Of course slogging through 400+ pages is definitely not a good idea. Below are a few practical pointers to help you get the most out of this invaluable resource.
Start at the beginning
This sounds very obvious; however, many people may be tempted to dive straight into a set of questions, or, even more pluckily, the full-length test at the back of the book. However, there are many helpful tips as well as information concerning the GRE you may not know about. So start from the beginning – you’ll have plenty of opportunity to do practice questions.
Do the easy and medium practice sets (skip the hard one)
Near the beginning of the book, there are three practice sets for the verbal section and three practice sets for the math sections. For each section, there is an easy, medium, and difficult practice section. Do only the easy and medium sets, leaving the hard set for a point further down the road (remember there are only so many questions written by ETS – don’t burn through them at the very beginning).
Do not try to understand everything in the math review

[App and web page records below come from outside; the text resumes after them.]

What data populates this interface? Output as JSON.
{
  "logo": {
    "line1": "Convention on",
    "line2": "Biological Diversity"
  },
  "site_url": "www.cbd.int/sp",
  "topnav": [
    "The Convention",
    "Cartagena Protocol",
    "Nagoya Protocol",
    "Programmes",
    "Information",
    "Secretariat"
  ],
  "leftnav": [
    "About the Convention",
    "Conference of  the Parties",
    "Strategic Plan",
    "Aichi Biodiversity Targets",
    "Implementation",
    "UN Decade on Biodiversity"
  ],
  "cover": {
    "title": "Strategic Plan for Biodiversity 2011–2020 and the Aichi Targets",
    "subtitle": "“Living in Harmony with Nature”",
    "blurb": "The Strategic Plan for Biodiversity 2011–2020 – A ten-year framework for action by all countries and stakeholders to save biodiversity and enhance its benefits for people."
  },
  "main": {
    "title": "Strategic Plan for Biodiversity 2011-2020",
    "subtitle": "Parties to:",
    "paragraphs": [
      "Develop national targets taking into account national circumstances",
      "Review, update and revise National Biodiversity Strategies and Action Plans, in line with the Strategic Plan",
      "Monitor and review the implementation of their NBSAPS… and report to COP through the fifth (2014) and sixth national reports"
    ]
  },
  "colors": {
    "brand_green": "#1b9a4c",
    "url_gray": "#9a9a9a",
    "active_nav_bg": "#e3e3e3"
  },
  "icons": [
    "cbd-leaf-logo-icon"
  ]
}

The math review in the middle of the book takes up almost 100 pages. Do not try to understand every single concept here – at least at first. What ETS doesn’t tell you is the likelihood that any given concept will show up. Frustrated by the parabola or the absolute value graph (especially with the intersecting line bit)? Don’t worry. You most likely won’t even see an absolute value problem, let alone an absolute value graph. And parabolas? Well, they are like the Loch Ness monster of the GRE. They are only rumored to exist on the actual test.
On the other hand, you will want to pay careful attention to the statistics portion. Any number of these concepts will show up test day.

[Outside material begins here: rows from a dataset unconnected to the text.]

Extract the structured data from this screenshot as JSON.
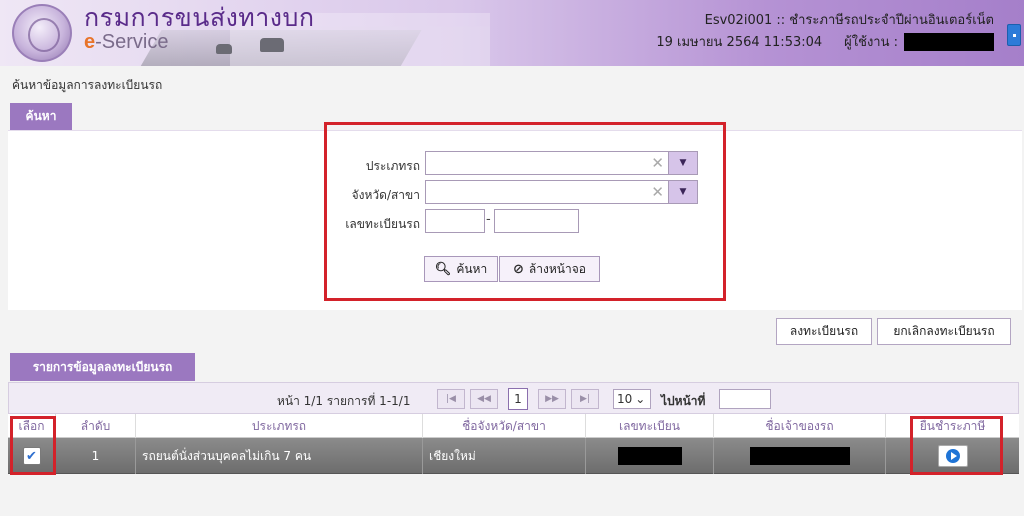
{
  "header": {
    "logo_title": "กรมการขนส่งทางบก",
    "logo_sub_e": "e",
    "logo_sub_rest": "-Service",
    "screen_code": "Esv02i001 :: ชำระภาษีรถประจำปีผ่านอินเตอร์เน็ต",
    "datetime": "19 เมษายน 2564 11:53:04",
    "user_label": "ผู้ใช้งาน :"
  },
  "breadcrumb": "ค้นหาข้อมูลการลงทะเบียนรถ",
  "search": {
    "tab_label": "ค้นหา",
    "vehicle_type_label": "ประเภทรถ",
    "province_label": "จังหวัด/สาขา",
    "plate_label": "เลขทะเบียนรถ",
    "plate_dash": "-",
    "clear_glyph": "✕",
    "dropdown_glyph": "▼",
    "search_button": "ค้นหา",
    "reset_button": "ล้างหน้าจอ"
  },
  "actions": {
    "register_button": "ลงทะเบียนรถ",
    "cancel_register_button": "ยกเลิกลงทะเบียนรถ"
  },
  "list": {
    "tab_label": "รายการข้อมูลลงทะเบียนรถ",
    "pager_text": "หน้า 1/1 รายการที่ 1-1/1",
    "first_glyph": "|◀",
    "prev_glyph": "◀◀",
    "current_page": "1",
    "next_glyph": "▶▶",
    "last_glyph": "▶|",
    "page_size": "10",
    "page_size_arrow": "⌄",
    "goto_label": "ไปหน้าที่",
    "columns": [
      "เลือก",
      "ลำดับ",
      "ประเภทรถ",
      "ชื่อจังหวัด/สาขา",
      "เลขทะเบียน",
      "ชื่อเจ้าของรถ",
      "ยื่นชำระภาษี"
    ],
    "rows": [
      {
        "checked": "✔",
        "index": "1",
        "vehicle_type": "รถยนต์นั่งส่วนบุคคลไม่เกิน 7 คน",
        "province": "เชียงใหม่"
      }
    ]
  },
  "colors": {
    "accent": "#9b78c0",
    "highlight_red": "#d3222a",
    "row_selected": "#777777",
    "action_icon": "#1f74d6"
  }
}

Finally, make sure to refer back to the math review if there are concepts that you don’t quite understand while going through the easy and medium problem sets.
The Official Guide is great for questions, but only marginally useful for tips and strategies
ETS does not go out of its way to come up with the most effective ways for solving problems, making sure to drop other helpful hints along the way. That’s what Magoosh is for! Oftentimes the math review is tedious and doesn’t, paradoxically, capture the essence of the test questions (which are a whole lot trickier than a simple review of fundamentals would have you believe).
Use the test wisely
ETS only provides two tests—the paper-based one at the end of the book, and the PowerPrep software.
You want to spread these tests out if you can. Of course do not take the test at the back of the book right before you take the exam. There are many valuable lessons you can learn from your performance on this test.
Pay attention to the vocabulary
Don’t worry – I haven’t forgotten the verbal section. In terms of vocabulary many of the words used here are ETS pet favorites. That is not to say that many will show up on the test, but you will at least get an idea as to the level of these words.
Also, pay attention to the vocabulary and the way it is used in sentences. Notice the writing style used by ETS. It is much more sophisticated than that used by the folks over at Kaplan, who in all likelihood employed some brain high schoolers to cough up Text Completions. Anyhow, going into the test you should know every vocabulary word used in this book.
The Official Guide is an excellent resource for test questions. Use these questions wisely. Also, do not get bogged down by all the particulars in this book.
Finally, the Official Guide is not the only source you’ll need to do well on the GRE. Far from it. As much as possible, supplement your studies with the invaluable resources contained in our GRE study plans.